With 2020 drawing to a close and news of vaccines gaining traction, a sense of hope, albeit a small one, is starting to take hold. That seems to be the exact inspiration behind Pantone’s 2021 colour of the year. “Ultimate Gray”, a medium gray meant to evoke an “everlasting and firm foundation,” and “Illuminating,” a yellow hue that is described as “imbued with solar power,” are setting the tone for the upcoming year. In it’s 22nd year, it’s the first time that Pantone has bestowed the honour on a gray and only the second time a yellow has been selected. Pantone’s colour of the year is more or less a marketing gimmick, but it anticipates trends and often sets the pace for design and fashion, among other fields. 2021 is only the second time that the paint chip company has announced two colors for the honour. The two are meant to stand alone but also complement one another. “This is a color combination that gives us resilience and hope” said Leatrice Eiseman, executive director of the Pantone Color Institute, in a statement. “The selection of two independent colors highlight how different elements come together to express a message of strength and hopefulness that is both enduring and uplifting, conveying the idea that it’s not about one color or one person, it’s about more than one.” Classic Blue was the 2020 Pantone colour of the year, while Living Coral was 2019’s, and Ultra Violet had its moment in 2018. The last time two colours were selected was 2015 when Rose Quartz and Serenity, a blue hue, were selected.

A number of gray and yellow items announce the colours of the year for Pantone Art World Roundup

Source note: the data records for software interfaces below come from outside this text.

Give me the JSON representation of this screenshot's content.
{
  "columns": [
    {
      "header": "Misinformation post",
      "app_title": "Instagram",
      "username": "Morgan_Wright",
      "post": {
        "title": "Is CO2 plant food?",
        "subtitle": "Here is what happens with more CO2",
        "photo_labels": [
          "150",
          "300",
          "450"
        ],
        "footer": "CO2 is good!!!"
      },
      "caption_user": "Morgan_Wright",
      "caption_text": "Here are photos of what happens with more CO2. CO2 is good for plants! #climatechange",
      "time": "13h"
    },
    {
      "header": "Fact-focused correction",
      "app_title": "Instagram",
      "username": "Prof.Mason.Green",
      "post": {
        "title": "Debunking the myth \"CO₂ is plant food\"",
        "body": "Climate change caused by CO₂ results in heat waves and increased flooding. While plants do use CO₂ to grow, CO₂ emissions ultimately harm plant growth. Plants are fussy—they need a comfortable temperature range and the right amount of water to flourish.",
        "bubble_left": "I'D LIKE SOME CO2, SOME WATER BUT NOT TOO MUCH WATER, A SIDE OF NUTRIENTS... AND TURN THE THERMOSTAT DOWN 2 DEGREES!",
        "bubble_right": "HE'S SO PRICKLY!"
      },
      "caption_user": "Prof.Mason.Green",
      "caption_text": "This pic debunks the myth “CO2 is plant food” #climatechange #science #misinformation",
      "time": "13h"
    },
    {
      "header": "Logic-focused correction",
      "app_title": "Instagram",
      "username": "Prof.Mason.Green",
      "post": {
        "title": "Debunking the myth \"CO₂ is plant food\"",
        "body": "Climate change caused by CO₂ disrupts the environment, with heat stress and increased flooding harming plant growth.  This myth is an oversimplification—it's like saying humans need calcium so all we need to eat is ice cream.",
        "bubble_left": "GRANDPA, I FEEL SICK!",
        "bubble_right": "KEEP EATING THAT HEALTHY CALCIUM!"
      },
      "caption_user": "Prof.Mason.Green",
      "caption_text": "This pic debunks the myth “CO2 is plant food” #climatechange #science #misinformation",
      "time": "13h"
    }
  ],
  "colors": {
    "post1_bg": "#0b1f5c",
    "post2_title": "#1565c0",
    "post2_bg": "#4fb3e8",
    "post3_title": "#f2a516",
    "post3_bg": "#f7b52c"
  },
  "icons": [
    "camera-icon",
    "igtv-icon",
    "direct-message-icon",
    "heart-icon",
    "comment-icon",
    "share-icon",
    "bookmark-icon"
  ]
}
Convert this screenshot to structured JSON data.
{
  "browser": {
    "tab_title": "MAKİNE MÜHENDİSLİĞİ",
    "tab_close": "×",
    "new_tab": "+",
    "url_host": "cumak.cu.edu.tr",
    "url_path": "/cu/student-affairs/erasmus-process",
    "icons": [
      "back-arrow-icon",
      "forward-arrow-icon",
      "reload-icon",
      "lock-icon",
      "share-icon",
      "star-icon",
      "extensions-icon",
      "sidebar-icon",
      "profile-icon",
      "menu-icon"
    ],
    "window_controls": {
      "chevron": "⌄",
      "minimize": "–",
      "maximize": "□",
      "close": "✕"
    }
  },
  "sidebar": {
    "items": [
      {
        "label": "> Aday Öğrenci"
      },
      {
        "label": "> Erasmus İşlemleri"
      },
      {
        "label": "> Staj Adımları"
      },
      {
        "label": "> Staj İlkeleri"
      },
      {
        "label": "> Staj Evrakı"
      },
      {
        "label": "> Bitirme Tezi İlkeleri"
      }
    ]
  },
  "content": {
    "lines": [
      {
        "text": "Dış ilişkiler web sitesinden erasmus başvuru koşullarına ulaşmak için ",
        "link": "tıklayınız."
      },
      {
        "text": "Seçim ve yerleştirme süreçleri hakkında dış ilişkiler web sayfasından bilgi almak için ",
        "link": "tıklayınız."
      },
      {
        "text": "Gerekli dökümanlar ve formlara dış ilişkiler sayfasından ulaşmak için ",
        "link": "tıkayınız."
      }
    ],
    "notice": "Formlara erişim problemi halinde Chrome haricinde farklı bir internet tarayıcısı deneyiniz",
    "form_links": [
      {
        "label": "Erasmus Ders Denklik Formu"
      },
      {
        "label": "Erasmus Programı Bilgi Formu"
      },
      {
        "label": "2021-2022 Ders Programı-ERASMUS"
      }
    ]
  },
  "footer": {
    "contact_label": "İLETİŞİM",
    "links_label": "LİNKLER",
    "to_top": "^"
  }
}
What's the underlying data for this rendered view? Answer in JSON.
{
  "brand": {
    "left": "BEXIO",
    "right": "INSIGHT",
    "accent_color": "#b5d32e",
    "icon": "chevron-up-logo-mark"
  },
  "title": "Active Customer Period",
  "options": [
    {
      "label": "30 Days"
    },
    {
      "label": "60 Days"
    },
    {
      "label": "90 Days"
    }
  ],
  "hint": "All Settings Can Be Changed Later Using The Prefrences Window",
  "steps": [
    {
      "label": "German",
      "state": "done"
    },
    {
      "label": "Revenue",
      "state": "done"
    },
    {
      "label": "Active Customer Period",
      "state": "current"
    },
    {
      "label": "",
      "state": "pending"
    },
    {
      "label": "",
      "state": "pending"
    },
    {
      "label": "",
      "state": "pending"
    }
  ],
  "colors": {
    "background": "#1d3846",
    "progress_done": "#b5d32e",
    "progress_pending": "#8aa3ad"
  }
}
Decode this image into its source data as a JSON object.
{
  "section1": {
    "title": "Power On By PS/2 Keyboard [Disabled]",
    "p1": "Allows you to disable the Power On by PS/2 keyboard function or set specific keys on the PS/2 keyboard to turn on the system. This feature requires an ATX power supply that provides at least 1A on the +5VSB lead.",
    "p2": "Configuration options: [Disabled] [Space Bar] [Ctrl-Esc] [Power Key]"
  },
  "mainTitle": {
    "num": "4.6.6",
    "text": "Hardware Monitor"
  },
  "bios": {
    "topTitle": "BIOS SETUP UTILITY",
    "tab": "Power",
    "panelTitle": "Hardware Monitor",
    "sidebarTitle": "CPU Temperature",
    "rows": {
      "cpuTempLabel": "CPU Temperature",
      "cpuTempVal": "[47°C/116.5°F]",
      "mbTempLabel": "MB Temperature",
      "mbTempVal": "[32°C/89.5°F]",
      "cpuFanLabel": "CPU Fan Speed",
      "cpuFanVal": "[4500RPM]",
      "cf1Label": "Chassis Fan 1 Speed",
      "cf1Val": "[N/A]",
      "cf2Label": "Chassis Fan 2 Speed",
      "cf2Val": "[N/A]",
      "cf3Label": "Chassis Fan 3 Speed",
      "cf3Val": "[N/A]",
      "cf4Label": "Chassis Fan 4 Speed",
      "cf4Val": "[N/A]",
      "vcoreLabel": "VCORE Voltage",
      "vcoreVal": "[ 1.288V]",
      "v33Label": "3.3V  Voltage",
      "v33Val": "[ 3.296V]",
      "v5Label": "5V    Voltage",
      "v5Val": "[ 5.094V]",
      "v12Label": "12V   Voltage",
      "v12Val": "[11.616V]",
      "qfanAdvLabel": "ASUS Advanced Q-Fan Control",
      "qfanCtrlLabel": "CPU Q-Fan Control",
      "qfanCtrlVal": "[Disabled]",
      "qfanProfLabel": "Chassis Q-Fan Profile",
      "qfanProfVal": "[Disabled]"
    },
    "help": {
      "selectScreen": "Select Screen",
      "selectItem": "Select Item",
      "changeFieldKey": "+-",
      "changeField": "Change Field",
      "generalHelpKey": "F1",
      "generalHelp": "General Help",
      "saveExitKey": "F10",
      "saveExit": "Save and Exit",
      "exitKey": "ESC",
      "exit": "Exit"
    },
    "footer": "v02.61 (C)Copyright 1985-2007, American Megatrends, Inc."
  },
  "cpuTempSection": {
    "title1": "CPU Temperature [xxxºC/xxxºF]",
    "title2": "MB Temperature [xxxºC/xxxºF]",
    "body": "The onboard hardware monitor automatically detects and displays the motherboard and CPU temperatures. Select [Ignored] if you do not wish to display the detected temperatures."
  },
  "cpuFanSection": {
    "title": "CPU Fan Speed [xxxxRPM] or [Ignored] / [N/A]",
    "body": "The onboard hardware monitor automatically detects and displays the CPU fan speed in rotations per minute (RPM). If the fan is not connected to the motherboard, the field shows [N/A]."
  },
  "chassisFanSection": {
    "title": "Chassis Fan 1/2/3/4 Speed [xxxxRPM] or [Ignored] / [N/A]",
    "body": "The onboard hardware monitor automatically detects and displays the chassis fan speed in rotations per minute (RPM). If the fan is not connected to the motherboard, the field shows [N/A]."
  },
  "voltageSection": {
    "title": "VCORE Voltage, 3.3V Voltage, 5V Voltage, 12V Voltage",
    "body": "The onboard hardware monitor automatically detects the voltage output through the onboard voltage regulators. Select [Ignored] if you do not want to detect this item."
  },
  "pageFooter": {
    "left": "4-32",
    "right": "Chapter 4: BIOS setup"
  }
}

“Ultimate Gray” and “Illuminating” are the 2021 Pantone colours of the year. Courtesy Pantone Color Institute.